◆ Stored entries ◆
☆ ☆ ☆ ☆ ☆
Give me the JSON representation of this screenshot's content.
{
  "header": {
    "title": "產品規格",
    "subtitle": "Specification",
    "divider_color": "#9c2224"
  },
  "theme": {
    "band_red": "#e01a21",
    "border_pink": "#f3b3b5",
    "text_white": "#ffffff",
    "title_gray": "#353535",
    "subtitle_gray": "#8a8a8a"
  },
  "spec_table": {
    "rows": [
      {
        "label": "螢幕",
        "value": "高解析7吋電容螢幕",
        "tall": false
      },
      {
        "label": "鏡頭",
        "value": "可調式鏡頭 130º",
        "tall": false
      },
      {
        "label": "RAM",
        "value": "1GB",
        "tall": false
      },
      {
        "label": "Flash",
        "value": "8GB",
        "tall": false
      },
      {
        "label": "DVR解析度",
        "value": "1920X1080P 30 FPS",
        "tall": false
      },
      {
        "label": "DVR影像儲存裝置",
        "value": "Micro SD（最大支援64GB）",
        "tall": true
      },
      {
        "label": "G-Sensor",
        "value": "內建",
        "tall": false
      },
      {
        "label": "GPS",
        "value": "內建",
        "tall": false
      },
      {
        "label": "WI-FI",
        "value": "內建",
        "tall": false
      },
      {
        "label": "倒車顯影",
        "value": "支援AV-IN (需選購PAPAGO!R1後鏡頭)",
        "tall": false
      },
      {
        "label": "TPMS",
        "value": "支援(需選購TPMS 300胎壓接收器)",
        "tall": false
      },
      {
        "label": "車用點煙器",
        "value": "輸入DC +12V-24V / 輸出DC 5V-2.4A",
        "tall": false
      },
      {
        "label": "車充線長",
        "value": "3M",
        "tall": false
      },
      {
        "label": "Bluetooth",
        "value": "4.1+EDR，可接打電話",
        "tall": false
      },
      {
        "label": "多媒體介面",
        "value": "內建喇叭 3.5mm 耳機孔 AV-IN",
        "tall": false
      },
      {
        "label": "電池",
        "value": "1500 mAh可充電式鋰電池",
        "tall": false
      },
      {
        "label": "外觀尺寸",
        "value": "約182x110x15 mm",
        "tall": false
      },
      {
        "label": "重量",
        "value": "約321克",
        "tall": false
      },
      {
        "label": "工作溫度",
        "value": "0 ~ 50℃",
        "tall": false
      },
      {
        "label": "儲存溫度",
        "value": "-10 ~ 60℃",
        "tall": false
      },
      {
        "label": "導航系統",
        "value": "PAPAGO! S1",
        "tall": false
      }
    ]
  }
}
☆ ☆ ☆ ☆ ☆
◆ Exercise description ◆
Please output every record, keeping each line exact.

◆ Exercise result ◆
Give me the JSON representation of this screenshot's content.
{
  "header": {
    "title": "產品規格",
    "subtitle": "Specification",
    "divider_color": "#9c2224"
  },
  "theme": {
    "band_red": "#e01a21",
    "border_pink": "#f3b3b5",
    "text_white": "#ffffff",
    "title_gray": "#353535",
    "subtitle_gray": "#8a8a8a"
  },
  "spec_table": {
    "rows": [
      {
        "label": "螢幕",
        "value": "高解析7吋電容螢幕",
        "tall": false
      },
      {
        "label": "鏡頭",
        "value": "可調式鏡頭 130º",
        "tall": false
      },
      {
        "label": "RAM",
        "value": "1GB",
        "tall": false
      },
      {
        "label": "Flash",
        "value": "8GB",
        "tall": false
      },
      {
        "label": "DVR解析度",
        "value": "1920X1080P 30 FPS",
        "tall": false
      },
      {
        "label": "DVR影像儲存裝置",
        "value": "Micro SD（最大支援64GB）",
        "tall": true
      },
      {
        "label": "G-Sensor",
        "value": "內建",
        "tall": false
      },
      {
        "label": "GPS",
        "value": "內建",
        "tall": false
      },
      {
        "label": "WI-FI",
        "value": "內建",
        "tall": false
      },
      {
        "label": "倒車顯影",
        "value": "支援AV-IN (需選購PAPAGO!R1後鏡頭)",
        "tall": false
      },
      {
        "label": "TPMS",
        "value": "支援(需選購TPMS 300胎壓接收器)",
        "tall": false
      },
      {
        "label": "車用點煙器",
        "value": "輸入DC +12V-24V / 輸出DC 5V-2.4A",
        "tall": false
      },
      {
        "label": "車充線長",
        "value": "3M",
        "tall": false
      },
      {
        "label": "Bluetooth",
        "value": "4.1+EDR，可接打電話",
        "tall": false
      },
      {
        "label": "多媒體介面",
        "value": "內建喇叭 3.5mm 耳機孔 AV-IN",
        "tall": false
      },
      {
        "label": "電池",
        "value": "1500 mAh可充電式鋰電池",
        "tall": false
      },
      {
        "label": "外觀尺寸",
        "value": "約182x110x15 mm",
        "tall": false
      },
      {
        "label": "重量",
        "value": "約321克",
        "tall": false
      },
      {
        "label": "工作溫度",
        "value": "0 ~ 50℃",
        "tall": false
      },
      {
        "label": "儲存溫度",
        "value": "-10 ~ 60℃",
        "tall": false
      },
      {
        "label": "導航系統",
        "value": "PAPAGO! S1",
        "tall": false
      }
    ]
  }
}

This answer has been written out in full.